France Plans $33 Billion in Economic Stimulus; Central Banks Cut Rates

By Edward Cody
Washington Post Foreign Service
Friday, December 5, 2008

PARIS, Dec. 4 -- Facing a drastic slowdown, France announced a $33 billion economic stimulus plan Thursday, including cash payments to the poor, a bigger rebate on new-car purchases and a speedup in high-cost public works projects.

The effort, outlined by President Nicolas Sarkozy, was the latest in a series of programs undertaken by European governments to mitigate economic fallout from the financial crisis that migrated across the Atlantic in September, shaking the continent's banking system and strangling hopes for growth.

Also Thursday, the European Central Bank, with the same objective in mind, announced in Frankfurt that its prime interest rate would be shaved by three-quarters of a percentage point, to 2.5 percent, the largest cut in its history and the second since the crisis erupted.

Simultaneously, the Bank of England announced a full-percentage-point cut in its interest rate, pushing it down to 2 percent. The decision marked an effort by Prime Minister Gordon Brown's government to act in concert with the 15 countries that use the euro to put more cash into the hands of European business owners and households.

"The economies are in sync, and meetings happen with the same frequency, and they all reached the same decision," said Andrew Scott, an economics professor at the London Business School.

The extra government spending in France, one of the 15 euro countries, implied a willingness to assume further public debt, already estimated at more than 3 percent of the French economy, and contradicted Sarkozy's campaign pledges to cut official spending and produce a leaner government.
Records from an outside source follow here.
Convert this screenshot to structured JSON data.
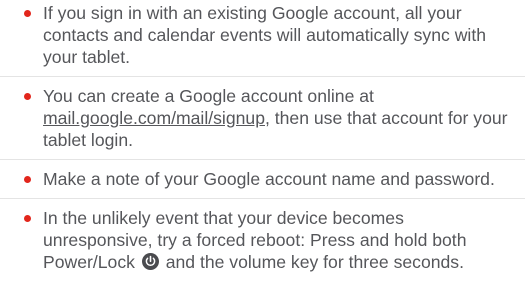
{
  "tips": {
    "item1": "If you sign in with an existing Google account, all your contacts and calendar events will automatically sync with your tablet.",
    "item2_before": "You can create a Google account online at ",
    "item2_link": "mail.google.com/mail/signup",
    "item2_after": ", then use that account for your tablet login.",
    "item3": "Make a note of your Google account name and password.",
    "item4_before": "In the unlikely event that your device becomes unresponsive, try a forced reboot: Press and hold both Power/Lock ",
    "item4_icon": "power-lock-icon",
    "item4_after": " and the volume key for three seconds."
  },
  "colors": {
    "bullet": "#e2261c",
    "text": "#55565a"
  }
}
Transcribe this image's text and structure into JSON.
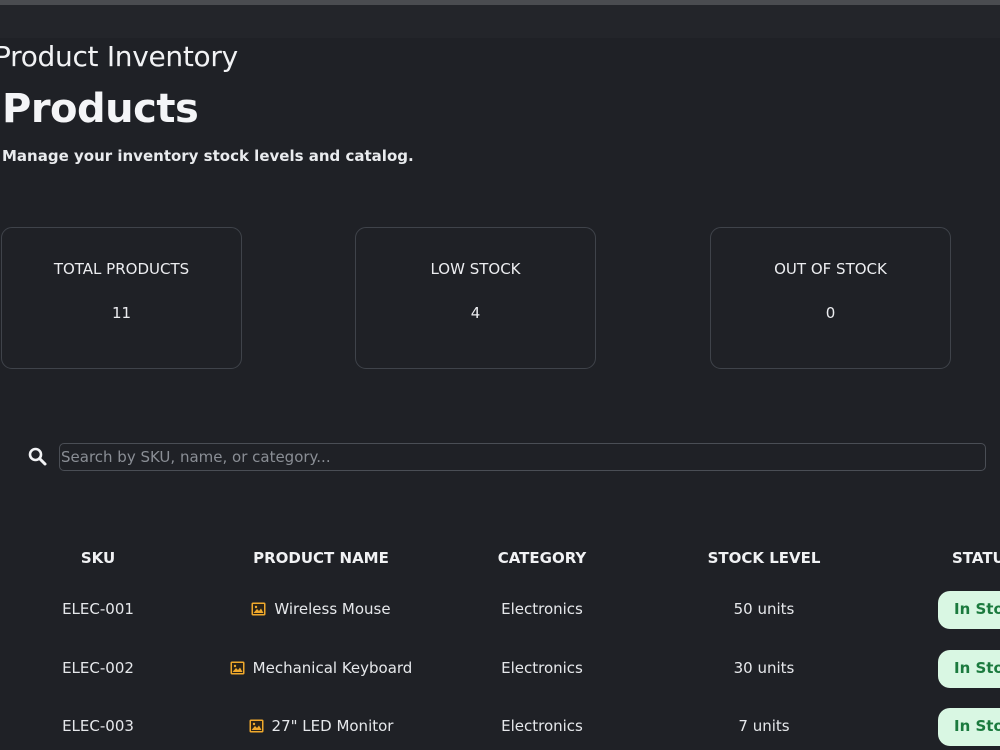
{
  "header": {
    "app_title": "Product Inventory",
    "page_title": "Products",
    "subtitle": "Manage your inventory stock levels and catalog."
  },
  "stats": {
    "total": {
      "label": "TOTAL PRODUCTS",
      "value": "11"
    },
    "low": {
      "label": "LOW STOCK",
      "value": "4"
    },
    "out": {
      "label": "OUT OF STOCK",
      "value": "0"
    }
  },
  "search": {
    "placeholder": "Search by SKU, name, or category...",
    "value": ""
  },
  "table": {
    "headers": [
      "SKU",
      "PRODUCT NAME",
      "CATEGORY",
      "STOCK LEVEL",
      "STATUS"
    ],
    "rows": [
      {
        "sku": "ELEC-001",
        "name": "Wireless Mouse",
        "category": "Electronics",
        "stock": "50 units",
        "status": "In Stock"
      },
      {
        "sku": "ELEC-002",
        "name": "Mechanical Keyboard",
        "category": "Electronics",
        "stock": "30 units",
        "status": "In Stock"
      },
      {
        "sku": "ELEC-003",
        "name": "27\" LED Monitor",
        "category": "Electronics",
        "stock": "7 units",
        "status": "In Stock"
      }
    ]
  },
  "icons": {
    "search": "search-icon",
    "product_image": "image-icon"
  },
  "colors": {
    "background": "#1f2126",
    "status_badge_bg": "#d9f7e3",
    "status_badge_text": "#1b7a3e",
    "image_icon": "#f0a92c"
  }
}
But officials emphasized that the measures were designed to be temporary and that much of the money could be considered investment that would bring growth.

"We do not have a choice," Sarkozy said in a speech at Douai, in northern France. "Doing nothing would cost us a lot more."

Critics, however, accused Sarkozy of doing too little, too late. "These are baby measures, not in proportion to the problem," said Ségolène Royal, the Socialist Party candidate who lost to Sarkozy in the 2007 presidential election.

Sarkozy delivered his speech next to a Renault plant, signifying his recognition that the auto industry has been hit particularly hard since the financial crisis dried up credit, imperiled jobs and sapped consumer confidence. Sales of new cars in France sank by 14 percent in November, according to the French Automobile Manufacturers Association, despite discounts of up to 20 percent. Several companies and parts suppliers have announced layoffs and cutbacks in work hours.

Against that background, Sarkozy announced a rise to $1,250 in the government-financed rebate for people purchasing a new car to replace an old vehicle. A smaller rebate was already in place as an environmental measure.

Since taking office in May 2007, Sarkozy has promoted an effort to have French industry invest heavily in environmentally friendly products, predicting they will be highly coveted in the years to come. French businesses have been allowed tax write-offs for high-tech research, particularly research that focuses on the clean-air industry. That arrangement was enhanced in the stimulus package announced in Douai; officials said more than $12 billion of the new stimulus package would go to quicker reimbursement of tax credits for research-oriented investment by small and medium-size businesses.

"Our response to the crisis is investment," Sarkozy said.

About a third of the stimulus package was earmarked for public works, including railroad infrastructure and low-cost housing projects. Most of those initiatives were planned, anyway, aides acknowledged, but the schedule was moved up to get money into the economy faster and maintain employment.

The Finance Ministry's National Institute for Statistics and Economic Studies reported Thursday that unemployment rose by a tenth of a percentage point in the third quarter and now affects 7.3 percent of the workforce in mainland France. The numbers confirmed anecdotal reports of job losses across the country since the slowdown began.

The cash payment to the poor was set at $250. It was promised for the first quarter of 2009, disappointing some who had expected it to be disbursed in time for Christmas.

Officials said the main targets were the working poor and laid-off workers, who could be expected to spend the entire sum quickly. Sarkozy announced a separate set of measures Wednesday to boost government aid for the destitute.

Special correspondent Karla Adam in London contributed to this report.


© 2008 The Washington Post Company